[Component data from apps and pages]
^^^^^^^^^^^^^^^^

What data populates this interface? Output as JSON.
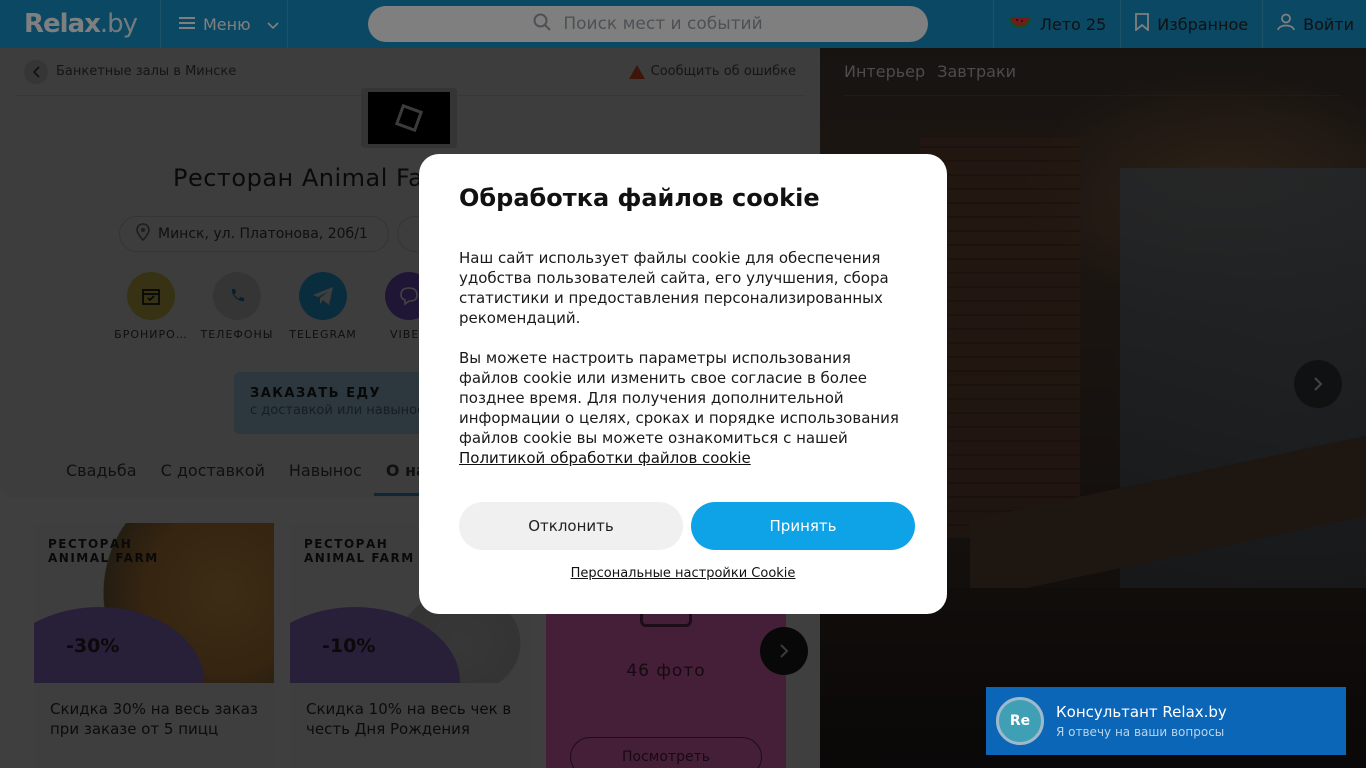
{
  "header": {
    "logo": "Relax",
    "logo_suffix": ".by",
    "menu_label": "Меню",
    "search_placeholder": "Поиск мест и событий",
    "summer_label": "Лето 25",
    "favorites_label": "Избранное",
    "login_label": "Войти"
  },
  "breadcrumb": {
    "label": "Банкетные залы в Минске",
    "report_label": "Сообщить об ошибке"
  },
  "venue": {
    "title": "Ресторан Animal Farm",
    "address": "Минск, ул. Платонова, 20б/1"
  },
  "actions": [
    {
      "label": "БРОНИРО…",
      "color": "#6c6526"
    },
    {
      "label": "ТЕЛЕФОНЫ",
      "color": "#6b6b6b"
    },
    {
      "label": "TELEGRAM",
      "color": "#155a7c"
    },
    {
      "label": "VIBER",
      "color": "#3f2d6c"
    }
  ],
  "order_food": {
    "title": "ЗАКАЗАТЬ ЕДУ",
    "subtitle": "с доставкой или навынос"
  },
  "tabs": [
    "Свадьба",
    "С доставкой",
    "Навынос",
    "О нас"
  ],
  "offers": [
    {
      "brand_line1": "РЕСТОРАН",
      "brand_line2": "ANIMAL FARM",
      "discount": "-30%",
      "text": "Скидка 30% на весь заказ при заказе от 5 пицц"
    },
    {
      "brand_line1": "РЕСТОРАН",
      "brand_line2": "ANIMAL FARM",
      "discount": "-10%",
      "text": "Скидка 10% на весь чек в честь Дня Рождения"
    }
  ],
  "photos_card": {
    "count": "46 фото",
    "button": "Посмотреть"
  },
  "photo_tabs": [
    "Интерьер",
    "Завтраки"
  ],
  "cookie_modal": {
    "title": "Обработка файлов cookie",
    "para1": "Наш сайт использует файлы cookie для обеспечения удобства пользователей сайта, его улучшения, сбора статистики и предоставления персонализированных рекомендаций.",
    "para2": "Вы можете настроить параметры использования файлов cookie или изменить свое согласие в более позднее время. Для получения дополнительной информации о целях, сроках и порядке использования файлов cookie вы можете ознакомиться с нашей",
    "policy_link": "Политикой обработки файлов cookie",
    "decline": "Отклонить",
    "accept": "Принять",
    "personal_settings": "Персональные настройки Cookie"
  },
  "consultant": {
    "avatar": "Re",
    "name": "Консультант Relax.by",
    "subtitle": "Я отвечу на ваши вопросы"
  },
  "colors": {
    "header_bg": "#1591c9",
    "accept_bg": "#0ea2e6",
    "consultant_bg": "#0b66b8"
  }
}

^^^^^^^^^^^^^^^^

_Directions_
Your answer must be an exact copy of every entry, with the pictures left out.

_Exercise response_
What data populates this interface? Output as JSON.
{
  "header": {
    "logo": "Relax",
    "logo_suffix": ".by",
    "menu_label": "Меню",
    "search_placeholder": "Поиск мест и событий",
    "summer_label": "Лето 25",
    "favorites_label": "Избранное",
    "login_label": "Войти"
  },
  "breadcrumb": {
    "label": "Банкетные залы в Минске",
    "report_label": "Сообщить об ошибке"
  },
  "venue": {
    "title": "Ресторан Animal Farm",
    "address": "Минск, ул. Платонова, 20б/1"
  },
  "actions": [
    {
      "label": "БРОНИРО…",
      "color": "#6c6526"
    },
    {
      "label": "ТЕЛЕФОНЫ",
      "color": "#6b6b6b"
    },
    {
      "label": "TELEGRAM",
      "color": "#155a7c"
    },
    {
      "label": "VIBER",
      "color": "#3f2d6c"
    }
  ],
  "order_food": {
    "title": "ЗАКАЗАТЬ ЕДУ",
    "subtitle": "с доставкой или навынос"
  },
  "tabs": [
    "Свадьба",
    "С доставкой",
    "Навынос",
    "О нас"
  ],
  "offers": [
    {
      "brand_line1": "РЕСТОРАН",
      "brand_line2": "ANIMAL FARM",
      "discount": "-30%",
      "text": "Скидка 30% на весь заказ при заказе от 5 пицц"
    },
    {
      "brand_line1": "РЕСТОРАН",
      "brand_line2": "ANIMAL FARM",
      "discount": "-10%",
      "text": "Скидка 10% на весь чек в честь Дня Рождения"
    }
  ],
  "photos_card": {
    "count": "46 фото",
    "button": "Посмотреть"
  },
  "photo_tabs": [
    "Интерьер",
    "Завтраки"
  ],
  "cookie_modal": {
    "title": "Обработка файлов cookie",
    "para1": "Наш сайт использует файлы cookie для обеспечения удобства пользователей сайта, его улучшения, сбора статистики и предоставления персонализированных рекомендаций.",
    "para2": "Вы можете настроить параметры использования файлов cookie или изменить свое согласие в более позднее время. Для получения дополнительной информации о целях, сроках и порядке использования файлов cookie вы можете ознакомиться с нашей",
    "policy_link": "Политикой обработки файлов cookie",
    "decline": "Отклонить",
    "accept": "Принять",
    "personal_settings": "Персональные настройки Cookie"
  },
  "consultant": {
    "avatar": "Re",
    "name": "Консультант Relax.by",
    "subtitle": "Я отвечу на ваши вопросы"
  },
  "colors": {
    "header_bg": "#1591c9",
    "accept_bg": "#0ea2e6",
    "consultant_bg": "#0b66b8"
  }
}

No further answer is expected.